This game has had an insane following since its release. Pokémon Go became one of the most downloaded apps after about two days and has now surpassed Candy Crush which previously held the record for the most used smart device app. It currently has over 10 million downloads on Google Play and iTunes and is still rising. In my own town we held our first large Pokémon Go meetup on Sunday July 10th where over 2,000 people showed up to hunt, play and search for imaginary animals together. The news stations in town all covered the incredible turn out and showcased what kind of amazing things can happen when these type of phenomenon are handled with respect and integrity. The high number of players has definitely been a wonderful thing to witness, but has also added to the most prevalent issue with the game. Server issues and bugs plague the common trainer more than bullies seeking milk money ever did in the 90’s. Since the first day, fans were crashing the servers leaving many people unable to even launch the app. The server issues have definitely been addressed and are being worked on but there are still minor issues a week after launch. I fully expect that these issues will be a thing of the past eventually, along with notion that Pokémon is a franchise exclusively meant for 10 year olds.

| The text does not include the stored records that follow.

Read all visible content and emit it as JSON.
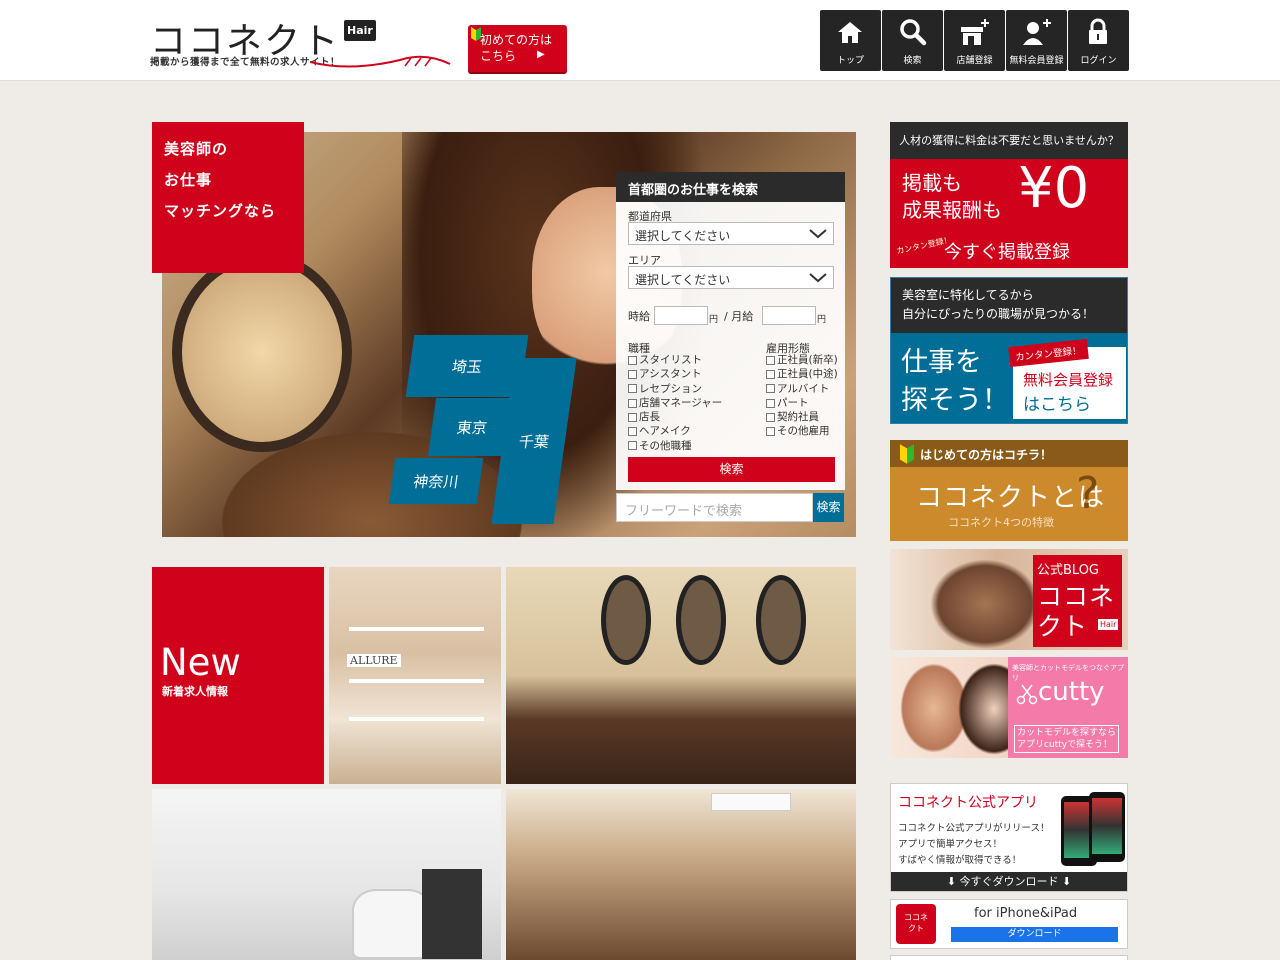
{
  "header": {
    "logo_text": "ココネクト",
    "logo_badge": "Hair",
    "tagline": "掲載から獲得まで全て無料の求人サイト！",
    "first_button": {
      "line1": "初めての方は",
      "line2": "こちら",
      "arrow": "▶"
    }
  },
  "nav": [
    {
      "label": "トップ",
      "icon": "home-icon"
    },
    {
      "label": "検索",
      "icon": "search-icon"
    },
    {
      "label": "店舗登録",
      "icon": "shop-add-icon"
    },
    {
      "label": "無料会員登録",
      "icon": "user-add-icon"
    },
    {
      "label": "ログイン",
      "icon": "lock-icon"
    }
  ],
  "hero": {
    "tag": [
      "美容師の",
      "お仕事",
      "マッチングなら"
    ],
    "regions": {
      "saitama": "埼玉",
      "tokyo": "東京",
      "kanagawa": "神奈川",
      "chiba": "千葉"
    }
  },
  "search": {
    "title": "首都圏のお仕事を検索",
    "pref_label": "都道府県",
    "pref_value": "選択してください",
    "area_label": "エリア",
    "area_value": "選択してください",
    "hourly_label": "時給",
    "monthly_label": "/ 月給",
    "yen": "円",
    "job_label": "職種",
    "jobs": [
      "スタイリスト",
      "アシスタント",
      "レセプション",
      "店舗マネージャー",
      "店長",
      "ヘアメイク",
      "その他職種"
    ],
    "employ_label": "雇用形態",
    "employ": [
      "正社員(新卒)",
      "正社員(中途)",
      "アルバイト",
      "パート",
      "契約社員",
      "その他雇用"
    ],
    "button": "検索",
    "freeword_placeholder": "フリーワードで検索",
    "freeword_button": "検索"
  },
  "new_jobs": {
    "title": "New",
    "subtitle": "新着求人情報",
    "photo_sign": "ALLURE"
  },
  "sidebar": {
    "zero": {
      "top": "人材の獲得に料金は不要だと思いませんか？",
      "line1": "掲載も",
      "line2": "成果報酬も",
      "price": "¥0",
      "badge": "カンタン登録！",
      "cta": "今すぐ掲載登録"
    },
    "member": {
      "line1": "美容室に特化してるから",
      "line2": "自分にぴったりの職場が見つかる！",
      "big1": "仕事を",
      "big2": "探そう！",
      "badge": "カンタン登録！",
      "free": "無料会員登録",
      "here": "はこちら"
    },
    "about": {
      "top": "はじめての方はコチラ！",
      "main": "ココネクトとは",
      "sub": "ココネクト4つの特徴",
      "q": "?"
    },
    "blog": {
      "l1": "公式BLOG",
      "l2": "ココネ",
      "l3": "クト",
      "badge": "Hair"
    },
    "cutty": {
      "top": "美容師とカットモデルをつなぐアプリ",
      "name": "cutty",
      "desc1": "カットモデルを探すなら",
      "desc2": "アプリcuttyで探そう！"
    },
    "app": {
      "title": "ココネクト公式アプリ",
      "d1": "ココネクト公式アプリがリリース！",
      "d2": "アプリで簡単アクセス！",
      "d3": "すばやく情報が取得できる！",
      "download": "⬇ 今すぐダウンロード ⬇"
    },
    "ios": {
      "icon_l1": "ココネ",
      "icon_l2": "クト",
      "title": "for iPhone&iPad",
      "button": "ダウンロード"
    }
  }
}
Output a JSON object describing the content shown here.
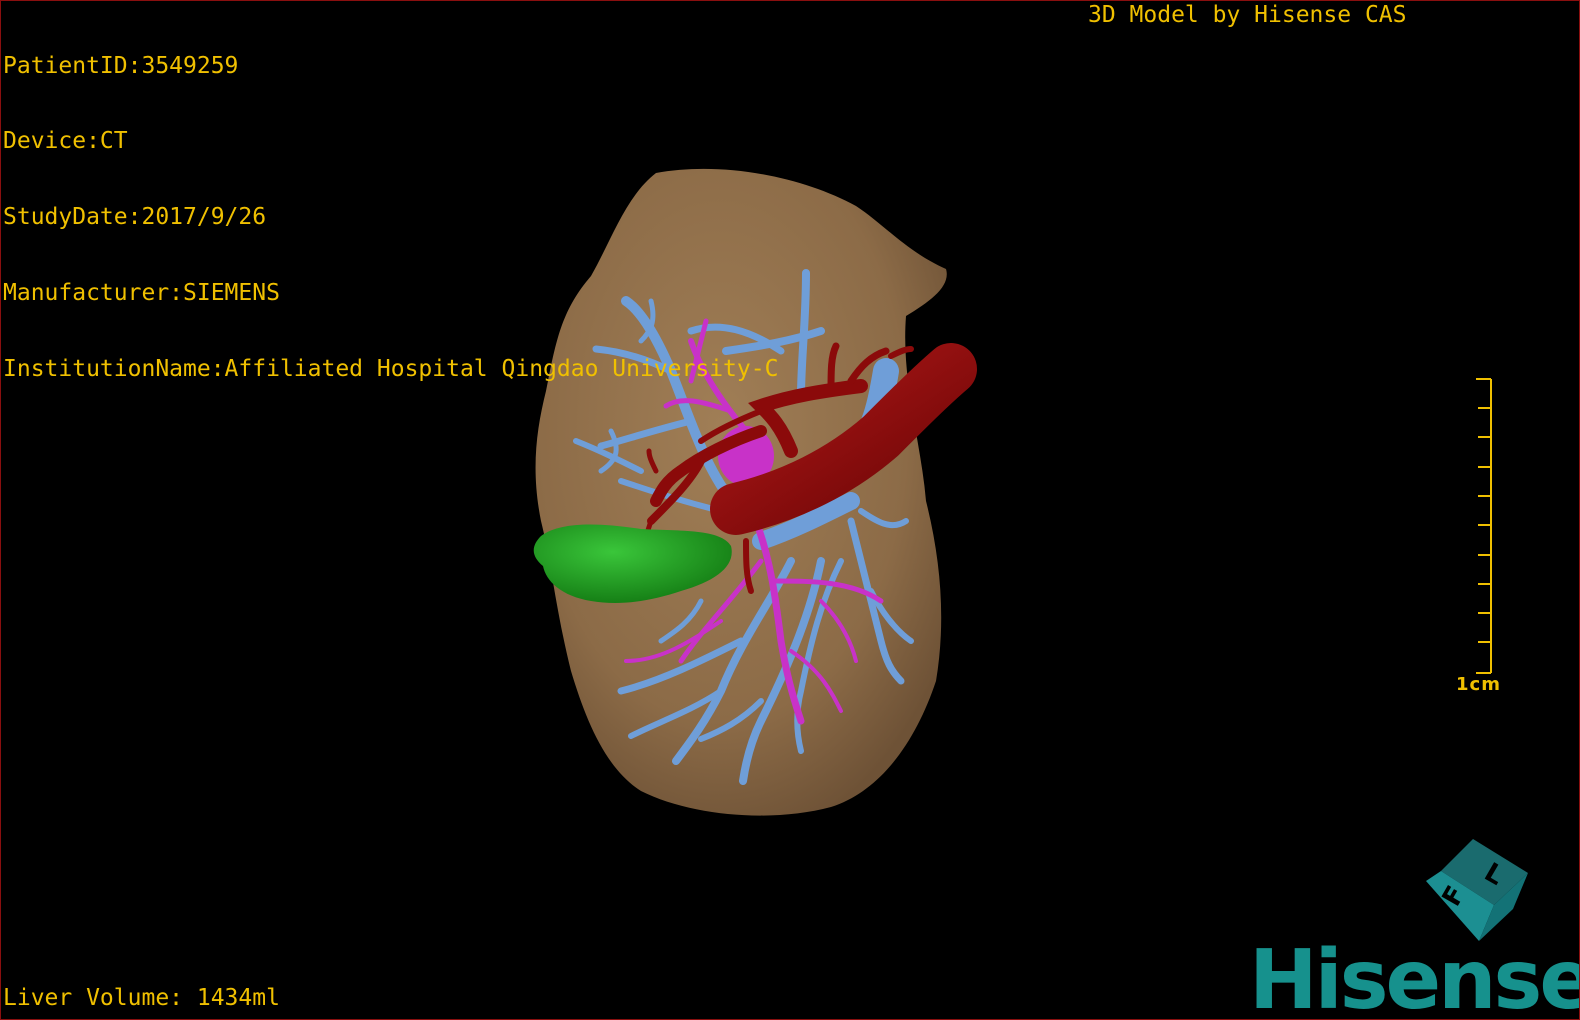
{
  "patient": {
    "patient_id": "PatientID:3549259",
    "device": "Device:CT",
    "study_date": "StudyDate:2017/9/26",
    "manufacturer": "Manufacturer:SIEMENS",
    "institution": "InstitutionName:Affiliated Hospital Qingdao University-C"
  },
  "credit": "3D Model by Hisense CAS",
  "liver_volume": "Liver Volume: 1434ml",
  "scale_bar": {
    "label": "1cm"
  },
  "brand": {
    "name": "Hisense"
  },
  "orientation_cube": {
    "face_letters": [
      "F",
      "L"
    ]
  },
  "colors": {
    "text": "#f0c000",
    "liver": "#8c6b47",
    "portal_vein": "#6f9ed8",
    "hepatic_artery": "#8b0a0a",
    "bile_duct": "#c832c8",
    "gallbladder": "#1fa51f",
    "brand": "#16918d"
  }
}
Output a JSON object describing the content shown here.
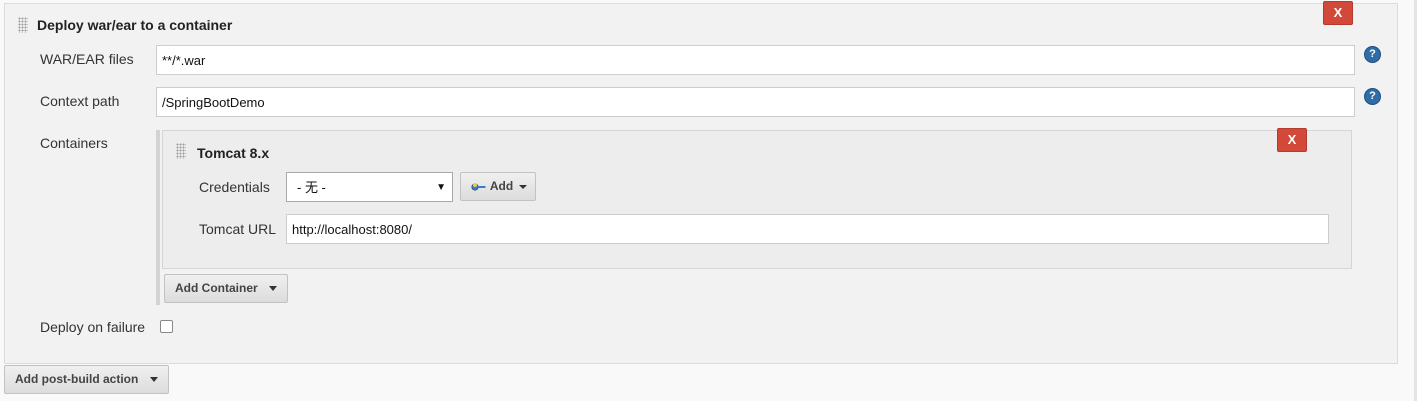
{
  "deploy_section": {
    "title": "Deploy war/ear to a container",
    "delete_label": "X",
    "war_ear_files": {
      "label": "WAR/EAR files",
      "value": "**/*.war",
      "help": "?"
    },
    "context_path": {
      "label": "Context path",
      "value": "/SpringBootDemo",
      "help": "?"
    },
    "containers": {
      "label": "Containers",
      "items": [
        {
          "title": "Tomcat 8.x",
          "delete_label": "X",
          "credentials": {
            "label": "Credentials",
            "selected": "- 无 -",
            "add_button": "Add"
          },
          "tomcat_url": {
            "label": "Tomcat URL",
            "value": "http://localhost:8080/"
          }
        }
      ],
      "add_button": "Add Container"
    },
    "deploy_on_failure": {
      "label": "Deploy on failure",
      "checked": false
    }
  },
  "add_post_build_action": {
    "label": "Add post-build action"
  },
  "colors": {
    "delete_red": "#d24939",
    "help_blue": "#2f6da8",
    "panel_bg": "#f2f2f2"
  }
}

All in all this game has made a tremendous advancement in the gaming world, along with its sister game Ingress, which was also created by Niantic. The face of mobile gaming is changed and I can’t wait to see what other advancements in gaming come from this type of ingenuity. From young to old Pokémon has a place in many of our hearts so seeing them get this type of attention is incredibly exciting. Obviously this game will not appeal to everybody. If you are looking for Pokémon: Red or Blue, this game may not be for you. It isn’t meant to be that game but it does celebrate the love of those characters. This is not, by any means, the next Pokémon game. It is a completely different beast and for that I am glad. If you are looking for that type of game, Red, Blue and Yellow are conveniently available to download for your 3ds on the Nintendo Eshop, and in the winter we have Sun and Moon to look forward to. Pokémon Go is currently available for iOS or Android devices now and waiting for you to say “I choose you!”


PRO TIPS:  The game is pretty self-explanatory, so I will just say this…Please play smart. Play Responsibly. Play with all of those things your guardians taught you. Common sense does not just go out the window because there is a Haunter across the street. Also Bring Water, Bring Chargers!!

GOTTA’ BE SOMETHIN’ WRONG:  Battery life is decimated by the app. While the issue is not unnoticed by Niantic, it is still a ubiquitous problem. I watched my battery go from 100% to 20% in about two hours or less. As of this writing the only money I have sunk into the game has been in gas and a portable charger to extend my play times because this app is definitely a phone killer! 

Please listen to the mighty Gyarados, people. Train Safely!

Entertainment Earth